Researchers encourage physicians to personalize care plans to ensure that more patients adhere to their inhalers.
Most patients with chronic obstructive pulmonary disease (COPD) have poor adherence to long-acting inhalers, according to a study published in Patient Preference and Adherence.1
To treat COPD, the Global Initiative for Chronic Obstructive Lung Disease recommends long-acting inhaler therapy. Despite this being a popular treatment, researchers in China discovered through this cross-sectional study that most patients with COPD had poor adherence to inhalers.
The researchers conducted this study from November 2020 to February 2021, enrolling patients 40 years and older with spirometric confirmation of COPD who used any inhaler for more than 1 month. They noted that their study excluded those diagnosed with other chronic respiratory diseases and those who were unable to communicate. As a result, the study population consisted of 246 patients with COPD who used dry powder or soft mist inhalers. The researchers assessed patients’ adherence to their inhalers with the Medication Adherence Scale (MARS), which consists of questions based on negative statements to limit social desirability bias.
MARS responses were scored on a 5-point Likert scale, ranging from always (1 point) to never (5 points), and the total was calculated as the mean of 10 specific scores. Researchers considered a MARS score greater than 4.5 as good adherence and a score less than 4.5 as poor adherence. They found that, of the 246 patients within their population, 153 patients had poor adherence (62.2%) and 93 had good adherence (37.8%); the mean (SD) score was 3.97 (0.83).
Physicians commonly use 3 main drug classes to manage COPD: long-acting β-adrenoceptor agonists (LABA), long-acting muscarinic antagonists (LAMA), and inhaled corticosteroids (ICS). The researchers explained that they divided the data into ICS/LABA and LAMA subgroups based on their pharmacological effects to analyze whether there was a difference in patient adherence based on the different drug categories.
They found that more patients using LAMA drugs had good inhaler adherence (χ2 = 4.26; P = .04). Specifically, adherence was better among patients who used a tiotropium bromide spray compared with an inhaled tiotropium bromide powder.
The researchers also examined how patients’ different demographic characteristics, disease characteristics, and medication regimens affected adherence.

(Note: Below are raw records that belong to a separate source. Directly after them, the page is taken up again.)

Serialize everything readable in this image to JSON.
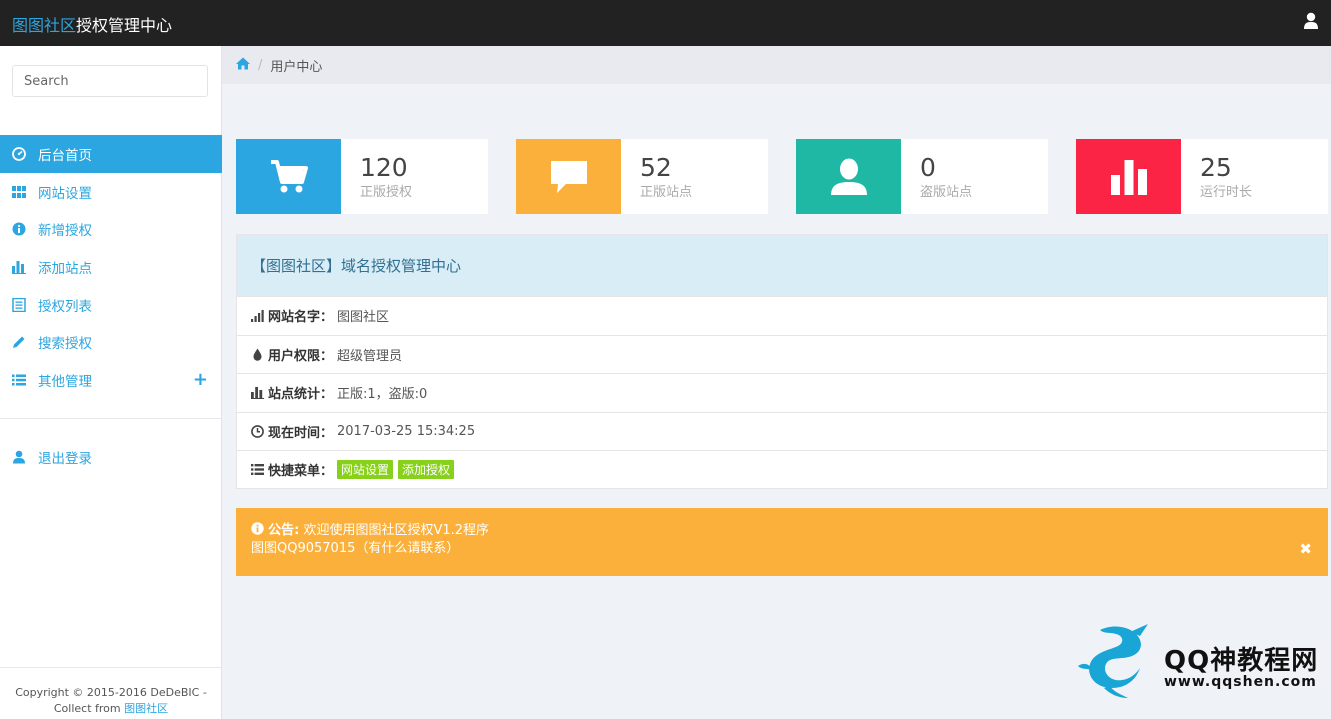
{
  "navbar": {
    "brand_highlight": "图图社区",
    "brand_rest": "授权管理中心",
    "user_icon": "user-icon"
  },
  "sidebar": {
    "search_placeholder": "Search",
    "items": [
      {
        "label": "后台首页",
        "icon": "dashboard-icon",
        "active": true
      },
      {
        "label": "网站设置",
        "icon": "grid-icon"
      },
      {
        "label": "新增授权",
        "icon": "info-icon"
      },
      {
        "label": "添加站点",
        "icon": "bar-chart-icon"
      },
      {
        "label": "授权列表",
        "icon": "list-alt-icon"
      },
      {
        "label": "搜索授权",
        "icon": "pencil-icon"
      },
      {
        "label": "其他管理",
        "icon": "list-icon"
      }
    ],
    "other_expand": "+",
    "logout_label": "退出登录",
    "footer_line1": "Copyright © 2015-2016 DeDeBIC -",
    "footer_line2_prefix": "Collect from ",
    "footer_link": "图图社区"
  },
  "breadcrumb": {
    "home_icon": "home-icon",
    "current": "用户中心"
  },
  "stats": [
    {
      "value": "120",
      "label": "正版授权",
      "color": "#2ca6e0",
      "icon": "cart-icon"
    },
    {
      "value": "52",
      "label": "正版站点",
      "color": "#fbb03b",
      "icon": "comment-icon"
    },
    {
      "value": "0",
      "label": "盗版站点",
      "color": "#1fb8a4",
      "icon": "user-icon"
    },
    {
      "value": "25",
      "label": "运行时长",
      "color": "#fb2444",
      "icon": "bar-chart-icon"
    }
  ],
  "panel": {
    "title": "【图图社区】域名授权管理中心",
    "rows": [
      {
        "key": "网站名字：",
        "value": "图图社区",
        "icon": "signal-icon"
      },
      {
        "key": "用户权限：",
        "value": "超级管理员",
        "icon": "tint-icon"
      },
      {
        "key": "站点统计：",
        "value": "正版:1，盗版:0",
        "icon": "bar-chart-icon"
      },
      {
        "key": "现在时间：",
        "value": "2017-03-25 15:34:25",
        "icon": "clock-icon"
      },
      {
        "key": "快捷菜单：",
        "icon": "list-icon"
      }
    ],
    "quick_links": [
      "网站设置",
      "添加授权"
    ]
  },
  "notice": {
    "title": "公告:",
    "line1": "欢迎使用图图社区授权V1.2程序",
    "line2": "图图QQ9057015（有什么请联系）",
    "close": "✖"
  },
  "watermark": {
    "title": "QQ神教程网",
    "url": "www.qqshen.com"
  }
}
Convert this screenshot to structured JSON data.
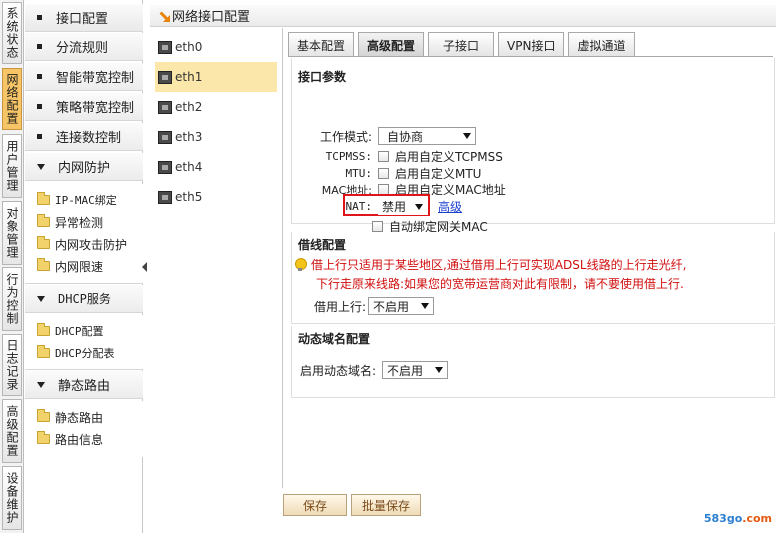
{
  "categories": [
    {
      "label": "系统状态",
      "active": false
    },
    {
      "label": "网络配置",
      "active": true
    },
    {
      "label": "用户管理",
      "active": false
    },
    {
      "label": "对象管理",
      "active": false
    },
    {
      "label": "行为控制",
      "active": false
    },
    {
      "label": "日志记录",
      "active": false
    },
    {
      "label": "高级配置",
      "active": false
    },
    {
      "label": "设备维护",
      "active": false
    }
  ],
  "menu": {
    "item_interface": "接口配置",
    "item_shunt": "分流规则",
    "item_smart_bw": "智能带宽控制",
    "item_policy_bw": "策略带宽控制",
    "item_conn": "连接数控制",
    "group_intranet": "内网防护",
    "sub_ipmac": "IP-MAC绑定",
    "sub_anomaly": "异常检测",
    "sub_attack": "内网攻击防护",
    "sub_limit": "内网限速",
    "group_dhcp": "DHCP服务",
    "sub_dhcp_config": "DHCP配置",
    "sub_dhcp_table": "DHCP分配表",
    "group_route": "静态路由",
    "sub_static_route": "静态路由",
    "sub_route_info": "路由信息"
  },
  "main": {
    "title": "网络接口配置",
    "interfaces": [
      "eth0",
      "eth1",
      "eth2",
      "eth3",
      "eth4",
      "eth5"
    ],
    "selected_interface": "eth1",
    "tabs": [
      "基本配置",
      "高级配置",
      "子接口",
      "VPN接口",
      "虚拟通道"
    ],
    "active_tab": "高级配置"
  },
  "iface_params": {
    "title": "接口参数",
    "work_mode_label": "工作模式:",
    "work_mode_value": "自协商",
    "tcpmss_label": "TCPMSS:",
    "tcpmss_check": "启用自定义TCPMSS",
    "mtu_label": "MTU:",
    "mtu_check": "启用自定义MTU",
    "mac_label": "MAC地址:",
    "mac_check": "启用自定义MAC地址",
    "nat_label": "NAT:",
    "nat_value": "禁用",
    "advanced_link": "高级",
    "auto_bind_check": "自动绑定网关MAC"
  },
  "borrow": {
    "title": "借线配置",
    "tip_line1": "借上行只适用于某些地区,通过借用上行可实现ADSL线路的上行走光纤,",
    "tip_line2": "下行走原来线路:如果您的宽带运营商对此有限制，请不要使用借上行.",
    "borrow_label": "借用上行:",
    "borrow_value": "不启用"
  },
  "ddns": {
    "title": "动态域名配置",
    "enable_label": "启用动态域名:",
    "enable_value": "不启用"
  },
  "buttons": {
    "save": "保存",
    "batch_save": "批量保存"
  },
  "watermark": {
    "prefix": "583go",
    "suffix": ".com"
  },
  "colors": {
    "active_category": "#f7c565",
    "selected_interface": "#fbe7a9",
    "highlight_box": "#e0141b",
    "warning_text": "#d10f0f",
    "link": "#1a3fd0"
  }
}
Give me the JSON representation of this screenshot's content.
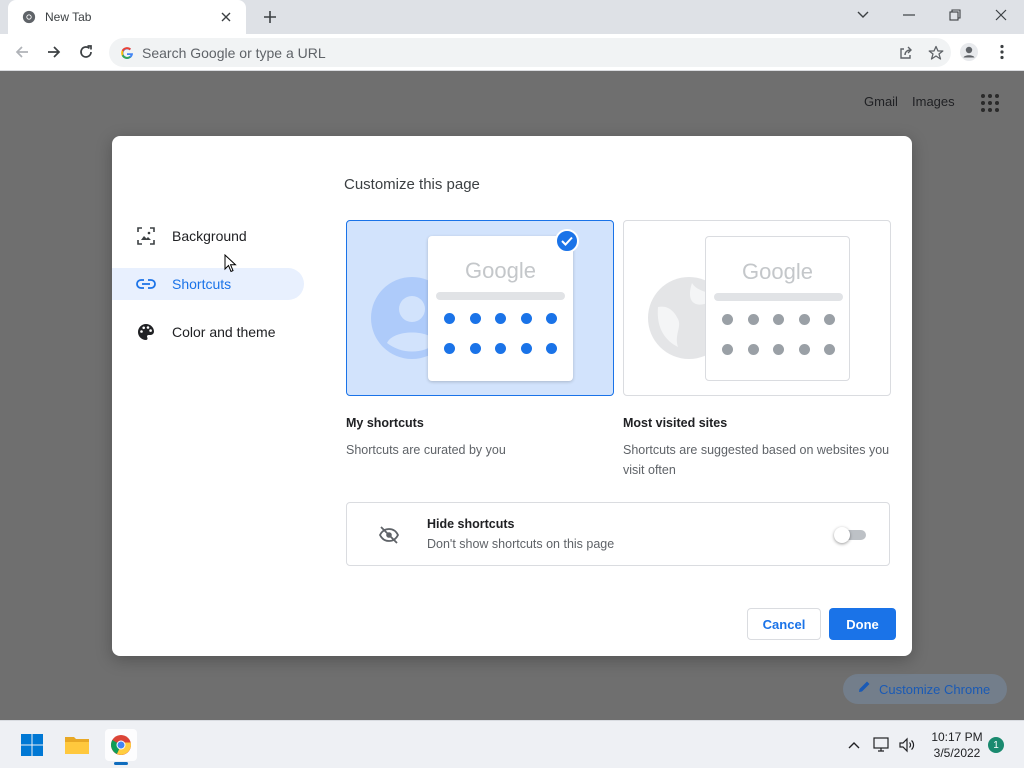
{
  "browser": {
    "tab_title": "New Tab",
    "omnibox_placeholder": "Search Google or type a URL"
  },
  "page": {
    "top_links": [
      "Gmail",
      "Images"
    ],
    "customize_chrome_label": "Customize Chrome"
  },
  "dialog": {
    "title": "Customize this page",
    "nav": [
      {
        "label": "Background",
        "icon": "image-icon",
        "active": false
      },
      {
        "label": "Shortcuts",
        "icon": "link-icon",
        "active": true
      },
      {
        "label": "Color and theme",
        "icon": "palette-icon",
        "active": false
      }
    ],
    "options": [
      {
        "title": "My shortcuts",
        "description": "Shortcuts are curated by you",
        "selected": true,
        "preview_logo": "Google"
      },
      {
        "title": "Most visited sites",
        "description": "Shortcuts are suggested based on websites you visit often",
        "selected": false,
        "preview_logo": "Google"
      }
    ],
    "hide_shortcuts": {
      "title": "Hide shortcuts",
      "description": "Don't show shortcuts on this page",
      "enabled": false
    },
    "cancel_label": "Cancel",
    "done_label": "Done"
  },
  "taskbar": {
    "time": "10:17 PM",
    "date": "3/5/2022",
    "notification_count": "1"
  },
  "colors": {
    "accent": "#1a73e8",
    "selected_bg": "#d2e3fc",
    "nav_active_bg": "#e8f0fe"
  }
}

The information collected from patients included gender, weight, education level, economic status, duration of illness, and number of hospitalizations due to acute exacerbations of COPD in the last year.
Of the population, 82.1% were male, 58.9% had a smoking history, and 73.6% had 2 or more acute exacerbations in the previous year. The mean (SD) age was 70.9 (9.6) years, and the mean (SD) COPD duration was 7.8 (6.6) years. Researchers found statistically significant differences (P < .05) in the population’s educational backgrounds, severity of airflow obstruction, duration of illness, and moderate or severe exacerbation history in the past year. Of these characteristics, they found that patients’ educational backgrounds and their duration of illness affected inhaler adherence (P < .05).
“Patients with poor adherence to inhalers generally had a longer COPD course of disease in our study,” the authors wrote. “With the prolongation of disease and the repeated use of inhaled preparations, their expectations for using inhalers to control the progression of the disease may decline, resulting in being reluctant to take medication as prescribed or even refusing medication.”
To ensure that more patients with COPD adhere to their inhalers, the researchers encouraged physicians to personalize care plans.
“Medical personnel should focus on the disease itself and the importance of medication adherence, implement medication education covering the whole period and strengthen follow-up of patients to track their condition and medication use, thus improving adherence with inhaler use and improving the quality of life of patients with stable COPD,” the authors wrote.
Researchers identified several limitations within their study, one being that they did not complete a logistic regression analysis due to not including several patient factors that affect inhaler adherence. Also, because patient reports dictated MARS scores, researchers hypothesized that patients may have overestimated medication adherence, perhaps due to recall issues caused by old age. Lastly, the researchers noted that the small sample size limited their study.
However, “the relevant results can still be used as baseline data to provide a reference for further regulating stable COPD management and improving patients’ treatment adherence,” the authors concluded.